TASK GOAL =
Set the data down again so that every line matches exactly.

DATA PROVIDED =

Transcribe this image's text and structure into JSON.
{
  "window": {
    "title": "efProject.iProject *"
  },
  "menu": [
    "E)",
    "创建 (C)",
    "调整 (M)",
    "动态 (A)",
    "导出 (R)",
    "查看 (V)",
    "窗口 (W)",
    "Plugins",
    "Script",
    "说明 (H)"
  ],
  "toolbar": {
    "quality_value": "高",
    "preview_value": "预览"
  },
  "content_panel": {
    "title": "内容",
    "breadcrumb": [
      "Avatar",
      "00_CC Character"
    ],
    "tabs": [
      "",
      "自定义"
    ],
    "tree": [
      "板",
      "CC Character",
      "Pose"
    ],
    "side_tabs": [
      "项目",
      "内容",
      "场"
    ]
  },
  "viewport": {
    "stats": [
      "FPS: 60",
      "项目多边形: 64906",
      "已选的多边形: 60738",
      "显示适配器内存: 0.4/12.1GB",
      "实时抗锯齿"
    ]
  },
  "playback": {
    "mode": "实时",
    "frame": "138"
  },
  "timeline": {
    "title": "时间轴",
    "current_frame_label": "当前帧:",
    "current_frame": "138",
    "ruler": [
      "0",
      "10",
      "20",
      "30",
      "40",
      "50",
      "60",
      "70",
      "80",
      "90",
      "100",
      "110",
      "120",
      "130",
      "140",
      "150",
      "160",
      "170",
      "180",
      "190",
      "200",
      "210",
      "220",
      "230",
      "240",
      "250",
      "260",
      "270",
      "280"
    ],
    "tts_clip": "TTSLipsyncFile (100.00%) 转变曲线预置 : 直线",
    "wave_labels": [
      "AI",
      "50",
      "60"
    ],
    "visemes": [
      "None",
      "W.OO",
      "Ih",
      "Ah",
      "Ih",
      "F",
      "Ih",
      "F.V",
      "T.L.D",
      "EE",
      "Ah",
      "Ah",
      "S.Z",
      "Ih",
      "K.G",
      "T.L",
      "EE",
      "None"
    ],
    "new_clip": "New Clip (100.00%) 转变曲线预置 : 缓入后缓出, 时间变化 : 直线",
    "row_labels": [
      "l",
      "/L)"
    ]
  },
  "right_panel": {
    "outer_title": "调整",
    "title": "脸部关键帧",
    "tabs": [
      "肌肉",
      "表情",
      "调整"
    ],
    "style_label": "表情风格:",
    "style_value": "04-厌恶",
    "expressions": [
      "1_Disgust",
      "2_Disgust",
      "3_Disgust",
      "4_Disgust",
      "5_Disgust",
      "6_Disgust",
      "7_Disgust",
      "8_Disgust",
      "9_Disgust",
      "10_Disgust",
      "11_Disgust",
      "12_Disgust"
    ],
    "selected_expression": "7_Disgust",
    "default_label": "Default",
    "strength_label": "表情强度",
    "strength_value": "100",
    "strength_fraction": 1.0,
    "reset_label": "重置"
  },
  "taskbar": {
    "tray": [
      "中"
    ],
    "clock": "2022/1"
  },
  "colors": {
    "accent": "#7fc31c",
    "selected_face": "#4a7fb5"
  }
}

EXPECTED ANSWER =
Transcribe this image's text and structure into JSON.
{
  "window": {
    "title": "efProject.iProject *"
  },
  "menu": [
    "E)",
    "创建 (C)",
    "调整 (M)",
    "动态 (A)",
    "导出 (R)",
    "查看 (V)",
    "窗口 (W)",
    "Plugins",
    "Script",
    "说明 (H)"
  ],
  "toolbar": {
    "quality_value": "高",
    "preview_value": "预览"
  },
  "content_panel": {
    "title": "内容",
    "breadcrumb": [
      "Avatar",
      "00_CC Character"
    ],
    "tabs": [
      "",
      "自定义"
    ],
    "tree": [
      "板",
      "CC Character",
      "Pose"
    ],
    "side_tabs": [
      "项目",
      "内容",
      "场"
    ]
  },
  "viewport": {
    "stats": [
      "FPS: 60",
      "项目多边形: 64906",
      "已选的多边形: 60738",
      "显示适配器内存: 0.4/12.1GB",
      "实时抗锯齿"
    ]
  },
  "playback": {
    "mode": "实时",
    "frame": "138"
  },
  "timeline": {
    "title": "时间轴",
    "current_frame_label": "当前帧:",
    "current_frame": "138",
    "ruler": [
      "0",
      "10",
      "20",
      "30",
      "40",
      "50",
      "60",
      "70",
      "80",
      "90",
      "100",
      "110",
      "120",
      "130",
      "140",
      "150",
      "160",
      "170",
      "180",
      "190",
      "200",
      "210",
      "220",
      "230",
      "240",
      "250",
      "260",
      "270",
      "280"
    ],
    "tts_clip": "TTSLipsyncFile (100.00%) 转变曲线预置 : 直线",
    "wave_labels": [
      "AI",
      "50",
      "60"
    ],
    "visemes": [
      "None",
      "W.OO",
      "Ih",
      "Ah",
      "Ih",
      "F",
      "Ih",
      "F.V",
      "T.L.D",
      "EE",
      "Ah",
      "Ah",
      "S.Z",
      "Ih",
      "K.G",
      "T.L",
      "EE",
      "None"
    ],
    "new_clip": "New Clip (100.00%) 转变曲线预置 : 缓入后缓出, 时间变化 : 直线",
    "row_labels": [
      "l",
      "/L)"
    ]
  },
  "right_panel": {
    "outer_title": "调整",
    "title": "脸部关键帧",
    "tabs": [
      "肌肉",
      "表情",
      "调整"
    ],
    "style_label": "表情风格:",
    "style_value": "04-厌恶",
    "expressions": [
      "1_Disgust",
      "2_Disgust",
      "3_Disgust",
      "4_Disgust",
      "5_Disgust",
      "6_Disgust",
      "7_Disgust",
      "8_Disgust",
      "9_Disgust",
      "10_Disgust",
      "11_Disgust",
      "12_Disgust"
    ],
    "selected_expression": "7_Disgust",
    "default_label": "Default",
    "strength_label": "表情强度",
    "strength_value": "100",
    "strength_fraction": 1.0,
    "reset_label": "重置"
  },
  "taskbar": {
    "tray": [
      "中"
    ],
    "clock": "2022/1"
  },
  "colors": {
    "accent": "#7fc31c",
    "selected_face": "#4a7fb5"
  }
}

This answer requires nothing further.